NY Declares Casinos Nonessential, Reopenings Delayed Indefinitely

Well, New Yorkers, you get what you vote for.

And during the COVID-19 crisis, that means you get a whole lot of nonsense.

If you’ll remember, it was New York governor Andrew Cuomo who mandated that elderly coronavirus patients be sent back into their nursing homes rather than be treated in local hospitals and outpatient centers.

This bafflingly stupid policy resulted in many thousands of deaths, and New York leads the US in coronavirus fatalities by a wide margin as a result.

Now, that same genius politician (aren’t they all?) has declared that the state’s commercial casinos are “nonessential” and will continue to be shuttered indefinitely.

The “nonessential” New York casino industry employs some 26,000 New Yorkers both directly and tangentially in related down-channel markets, and the industry – with its 28 gambling locations – generates some $2 billion in annual tax revenue for the deeply indebted state.

While the state’s tribal operators have been up and running for months, New York’s already-struggling commercial casinos are forced to continue to struggle, along with their thousands of furloughed employees.

Now more than ever, the casino industry sure seems essential.

Of course, the “essential” designation is an affront to all those who work to pay their bills and structure their lives – and their mental and physical well-being – around gainful employment.

In other words, by any metric of healthy society, all jobs are essential.

Do land-based casinos represent more inherent risk than, say, land-based grocery stores?
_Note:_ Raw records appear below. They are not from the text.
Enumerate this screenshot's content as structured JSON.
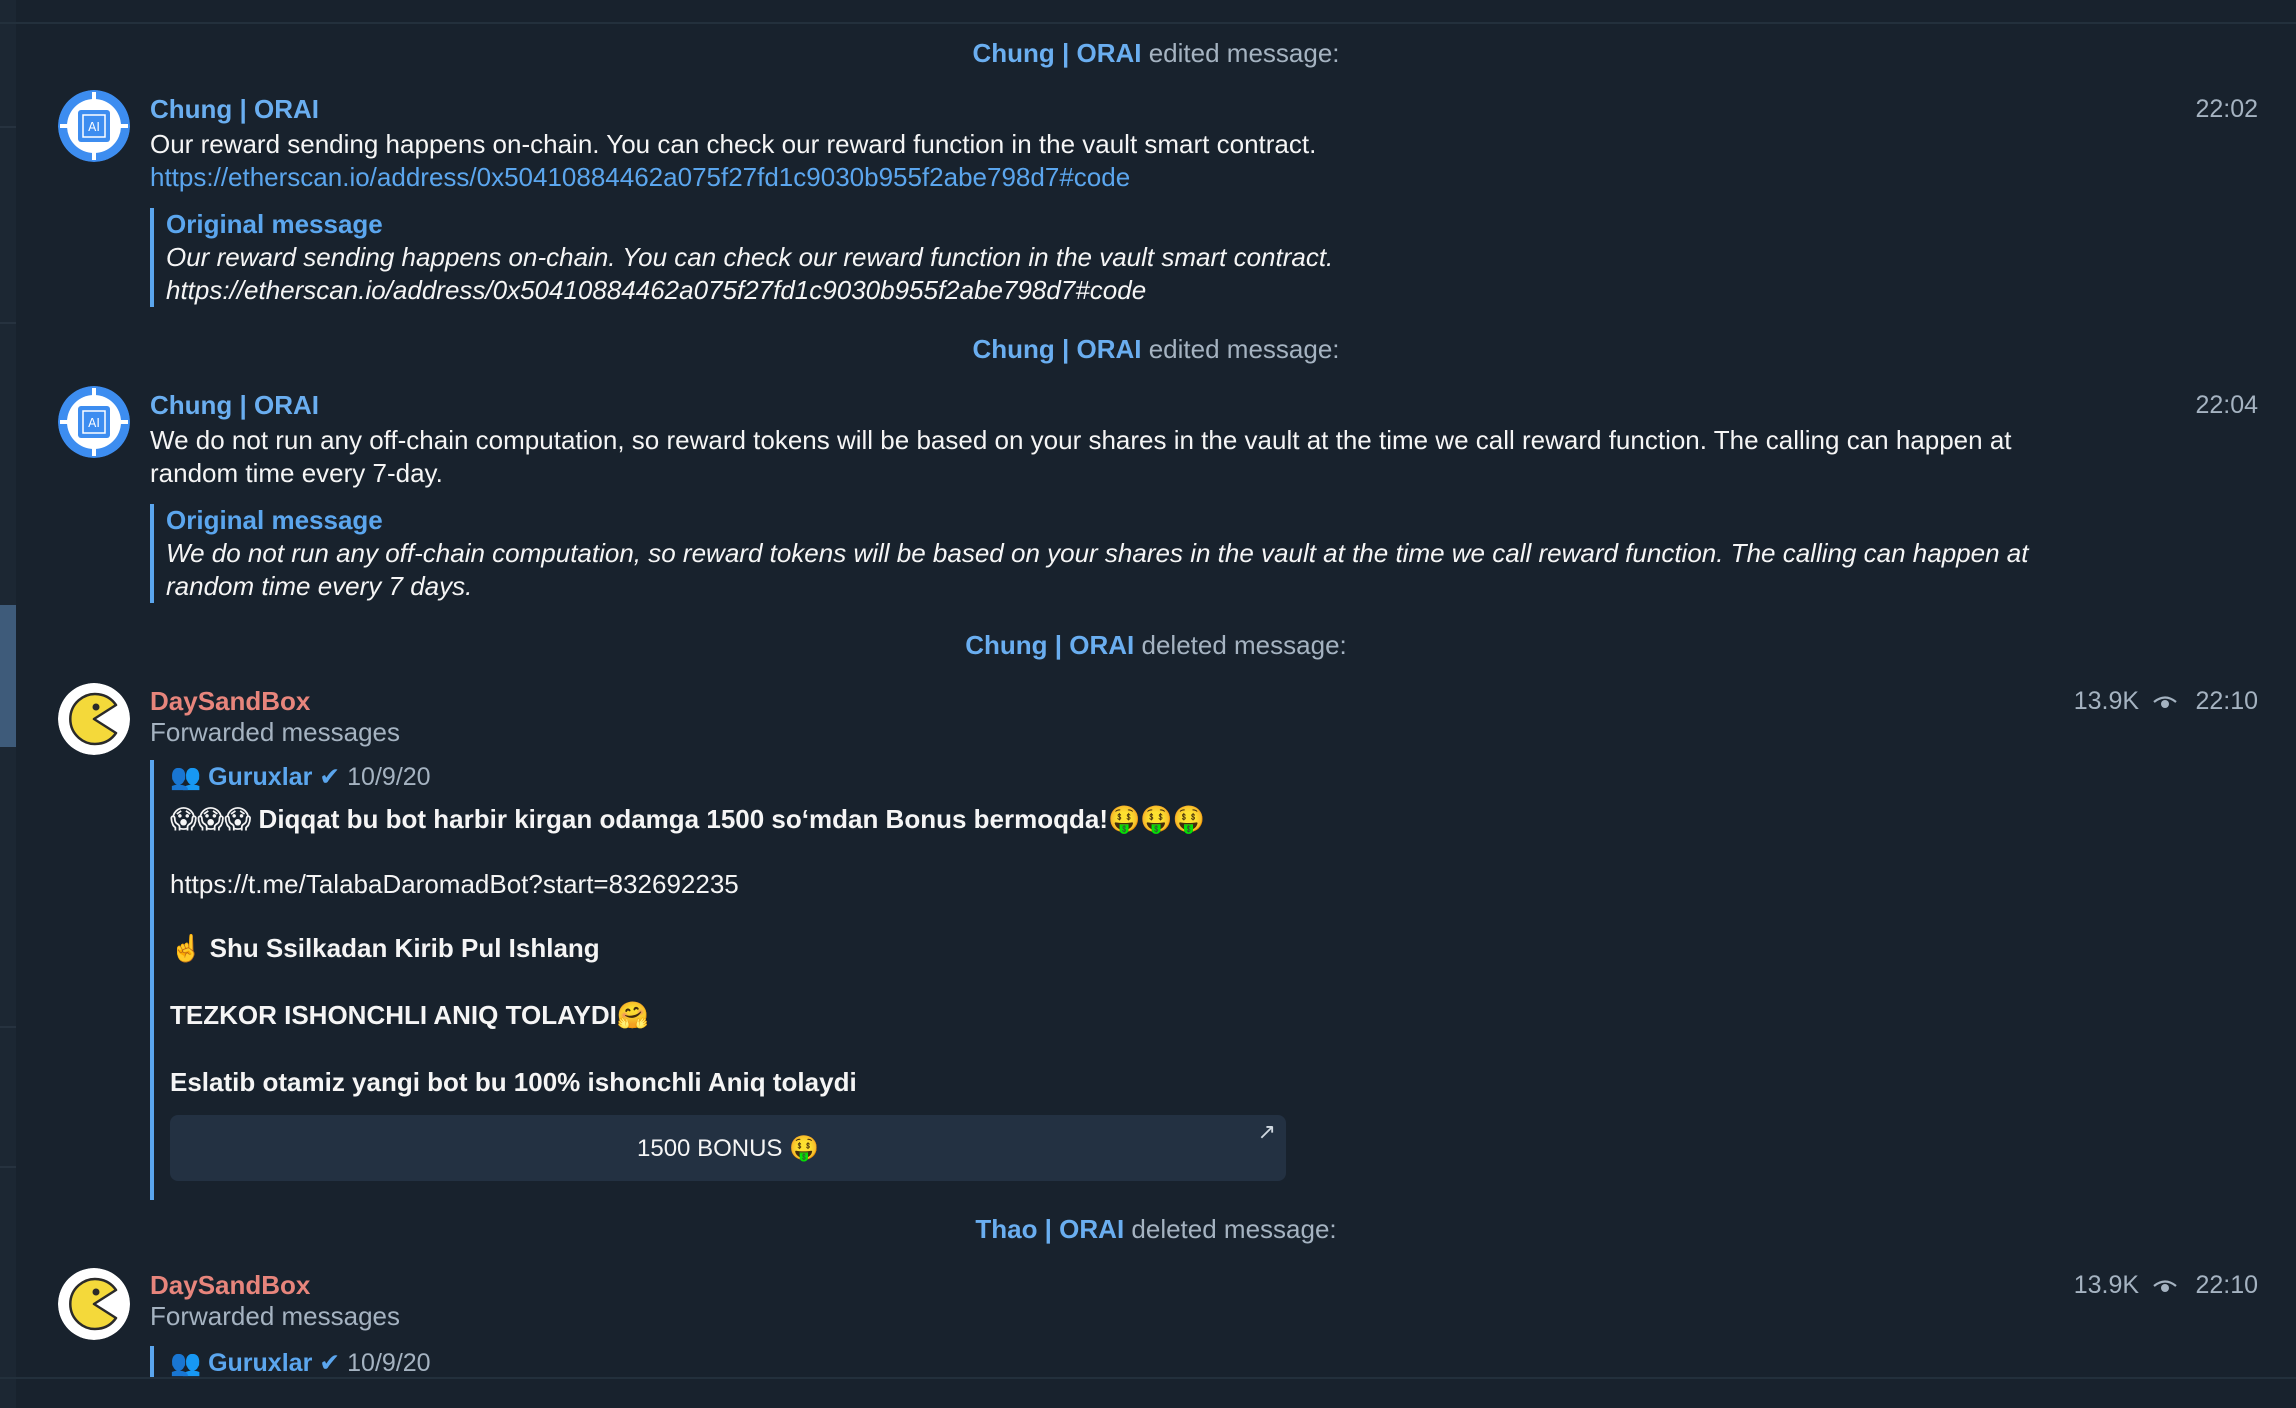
{
  "events": [
    {
      "service": {
        "actor": "Chung | ORAI",
        "action": " edited message:"
      },
      "message": {
        "sender": "Chung | ORAI",
        "time": "22:02",
        "text": "Our reward sending happens on-chain. You can check our reward function in the vault smart contract.",
        "link": "https://etherscan.io/address/0x50410884462a075f27fd1c9030b955f2abe798d7#code",
        "original_title": "Original message",
        "original_line1": "Our reward sending happens on-chain. You can check our reward function in the vault smart contract.",
        "original_line2": "https://etherscan.io/address/0x50410884462a075f27fd1c9030b955f2abe798d7#code"
      }
    },
    {
      "service": {
        "actor": "Chung | ORAI",
        "action": " edited message:"
      },
      "message": {
        "sender": "Chung | ORAI",
        "time": "22:04",
        "text_line1": "We do not run any off-chain computation, so reward tokens will be based on your shares in the vault at the time we call reward function. The calling can happen at",
        "text_line2": "random time every 7-day.",
        "original_title": "Original message",
        "original_line1": "We do not run any off-chain computation, so reward tokens will be based on your shares in the vault at the time we call reward function. The calling can happen at",
        "original_line2": "random time every 7 days."
      }
    },
    {
      "service": {
        "actor": "Chung | ORAI",
        "action": " deleted message:"
      },
      "message": {
        "sender": "DaySandBox",
        "views": "13.9K",
        "time": "22:10",
        "subtitle": "Forwarded messages",
        "forward": {
          "group_icon": "👥",
          "group": "Guruxlar",
          "check": "✔",
          "date": "10/9/20",
          "line1_emoji": "😱😱😱",
          "line1": " Diqqat bu bot harbir kirgan odamga 1500 so‘mdan Bonus bermoqda!",
          "line1_tail": "🤑🤑🤑",
          "link": "https://t.me/TalabaDaromadBot?start=832692235",
          "line3_emoji": "☝️",
          "line3": " Shu Ssilkadan Kirib Pul Ishlang",
          "line4": "TEZKOR ISHONCHLI ANIQ TOLAYDI",
          "line4_emoji": "🤗",
          "line5": "Eslatib otamiz yangi bot bu 100% ishonchli Aniq tolaydi",
          "button_label": "1500 BONUS",
          "button_emoji": "🤑",
          "button_arrow": "↗"
        }
      }
    },
    {
      "service": {
        "actor": "Thao | ORAI",
        "action": " deleted message:"
      },
      "message": {
        "sender": "DaySandBox",
        "views": "13.9K",
        "time": "22:10",
        "subtitle": "Forwarded messages",
        "forward": {
          "group_icon": "👥",
          "group": "Guruxlar",
          "check": "✔",
          "date": "10/9/20"
        }
      }
    }
  ],
  "icons": {
    "orai_avatar": "orai-chip-avatar-icon",
    "daysandbox_avatar": "pacman-avatar-icon",
    "views": "eye-icon"
  },
  "colors": {
    "background": "#18222d",
    "accent": "#5ba6ee",
    "sender_pink": "#e7857c",
    "muted": "#a5b3c1"
  }
}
Given the extreme lengths to which reopening US casinos have gone in order to ensure proper social distancing and sanitation, it seems that these venues aren’t exactly breeding grounds for viral spread.

In many states, casinos have opened with strict coronvirus protocols in place, and after weeks or months of resumed operations, there have been no meaningful spikes in coronavirus cases as a direct result.
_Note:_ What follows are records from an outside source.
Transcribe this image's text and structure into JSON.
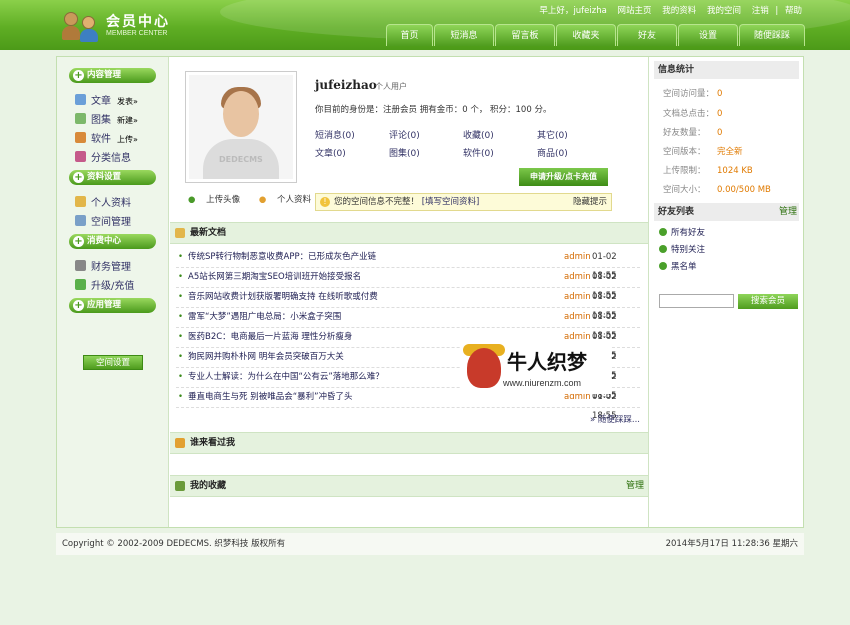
{
  "header": {
    "title": "会员中心",
    "subtitle": "MEMBER CENTER"
  },
  "toplinks": {
    "greeting": "早上好，",
    "user": "jufeizha",
    "items": [
      "网站主页",
      "我的资料",
      "我的空间",
      "注销"
    ],
    "help": "帮助"
  },
  "nav": [
    "首页",
    "短消息",
    "留言板",
    "收藏夹",
    "好友",
    "设置",
    "随便踩踩"
  ],
  "sidebar": {
    "sections": [
      "内容管理",
      "资料设置",
      "消费中心",
      "应用管理"
    ],
    "content_items": [
      {
        "label": "文章",
        "extra": "发表»"
      },
      {
        "label": "图集",
        "extra": "新建»"
      },
      {
        "label": "软件",
        "extra": "上传»"
      },
      {
        "label": "分类信息",
        "extra": ""
      }
    ],
    "profile_items": [
      "个人资料",
      "空间管理"
    ],
    "pay_items": [
      "财务管理",
      "升级/充值"
    ],
    "space_button": "空间设置"
  },
  "profile": {
    "avatar_watermark": "DEDECMS",
    "upload_avatar": "上传头像",
    "personal_info": "个人资料",
    "username": "jufeizhao",
    "user_type": "个人用户",
    "identity": "你目前的身份是：注册会员 拥有金币：0 个， 积分：100 分。",
    "stats": [
      "短消息(0)",
      "评论(0)",
      "收藏(0)",
      "其它(0)",
      "文章(0)",
      "图集(0)",
      "软件(0)",
      "商品(0)"
    ],
    "upgrade_button": "申请升级/点卡充值",
    "warning": "您的空间信息不完整！",
    "warning_link": "[填写空间资料]",
    "hide_tip": "隐藏提示"
  },
  "latest": {
    "title": "最新文档",
    "rows": [
      {
        "title": "传统SP转行物制恶意收费APP：已形成灰色产业链",
        "author": "admin",
        "date": "01-02 18:55"
      },
      {
        "title": "A5站长网第三期淘宝SEO培训班开始接受报名",
        "author": "admin",
        "date": "01-02 18:55"
      },
      {
        "title": "音乐网站收费计划获版署明确支持 在线听歌或付费",
        "author": "admin",
        "date": "01-02 18:55"
      },
      {
        "title": "雷军“大梦”遇阻广电总局：小米盒子突围",
        "author": "admin",
        "date": "01-02 18:55"
      },
      {
        "title": "医药B2C：电商最后一片蓝海 理性分析瘦身",
        "author": "admin",
        "date": "01-02 18:55"
      },
      {
        "title": "狗民网并购朴朴网 明年会员突破百万大关",
        "author": "admin",
        "date": "01-02 18:55"
      },
      {
        "title": "专业人士解读：为什么在中国“公有云”落地那么难？",
        "author": "admin",
        "date": "01-02 18:55"
      },
      {
        "title": "垂直电商生与死 别被唯品会“暴利”冲昏了头",
        "author": "admin",
        "date": "01-02 18:55"
      }
    ],
    "more": "» 随便踩踩..."
  },
  "visitors": {
    "title": "谁来看过我"
  },
  "favorites": {
    "title": "我的收藏",
    "manage": "管理"
  },
  "watermark": {
    "title": "牛人织梦",
    "url": "www.niurenzm.com"
  },
  "info_stats": {
    "title": "信息统计",
    "rows": [
      {
        "label": "空间访问量：",
        "value": "0"
      },
      {
        "label": "文档总点击：",
        "value": "0"
      },
      {
        "label": "好友数量：",
        "value": "0"
      },
      {
        "label": "空间版本：",
        "value": "完全新"
      },
      {
        "label": "上传限制：",
        "value": "1024 KB"
      },
      {
        "label": "空间大小：",
        "value": "0.00/500 MB"
      }
    ]
  },
  "friends": {
    "title": "好友列表",
    "manage": "管理",
    "items": [
      "所有好友",
      "特别关注",
      "黑名单"
    ]
  },
  "search": {
    "button": "搜索会员",
    "value": ""
  },
  "footer": {
    "copyright": "Copyright © 2002-2009 DEDECMS. 织梦科技 版权所有",
    "datetime": "2014年5月17日 11:28:36 星期六"
  }
}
Of course, given the fear surrounding the Coronavirus outbreak, there are plenty of patrons – particularly those more elderly patrons – who would forego returning to these venues in the near term of their own responsible volition.

But it isn’t enough for government to leave the risk up to the citizenry. They don’t know what’s best for them, after all. A guy who throws infected patients into elderly care centers, however, knows exactly what the doctor ordered.

The hypocrisy is only eclipsed by the inherent tyranny of such “leaders.”

Regardless, New York is now in a real bind when it comes to gambling.

The state just legalized sports betting at its four upstate commercial venues, and when sports were on hiatus, there wasn’t anything to bet on. Fair enough.

But sports are finally back in a big way.

Indeed, the New York Yankees are the current favorites to win the 2020 World Series, and with NFL season right around the corner, the state will miss out on all the billions in betting handle – not to mention casino gaming handle – that NY residents typically account for.

That said, all is not lost, even if you can’t catch a break at your favorite gambling spot. That’s because – despite NY not offering mobile sports betting or gambling in a domestic capacity – you can actually legally bet on all the sports and table games you want with any reputable international gambling site.

These sites are safe and legal for NY residents to use, with some of the most respected names in the industry accepting Empire State residents in spite of their petty emperor.

These legitimate online casinos actually offer even more than the local hotspots in New York, with hundreds of RNG table games, live dealer games, sportsbooks with odds on dozens of international leagues, racebooks with support for tracks around the world, and poker rooms with tens of thousands of players vying for six- and seven-figure jackpots.

In the future, perhaps the residents of New York will implore their government to legalize online sports betting and casino gambling, given that all it takes to shut down the popular pastime is a bad flu.

While we don’t expect the state to actually act in the interest of its residents, we’re just glad that gamblers can still actually gamble.

If you live in New York, you have our condolences.

And you have our invitation to join us at the virtual felts.

Source: Democrat & Chronicle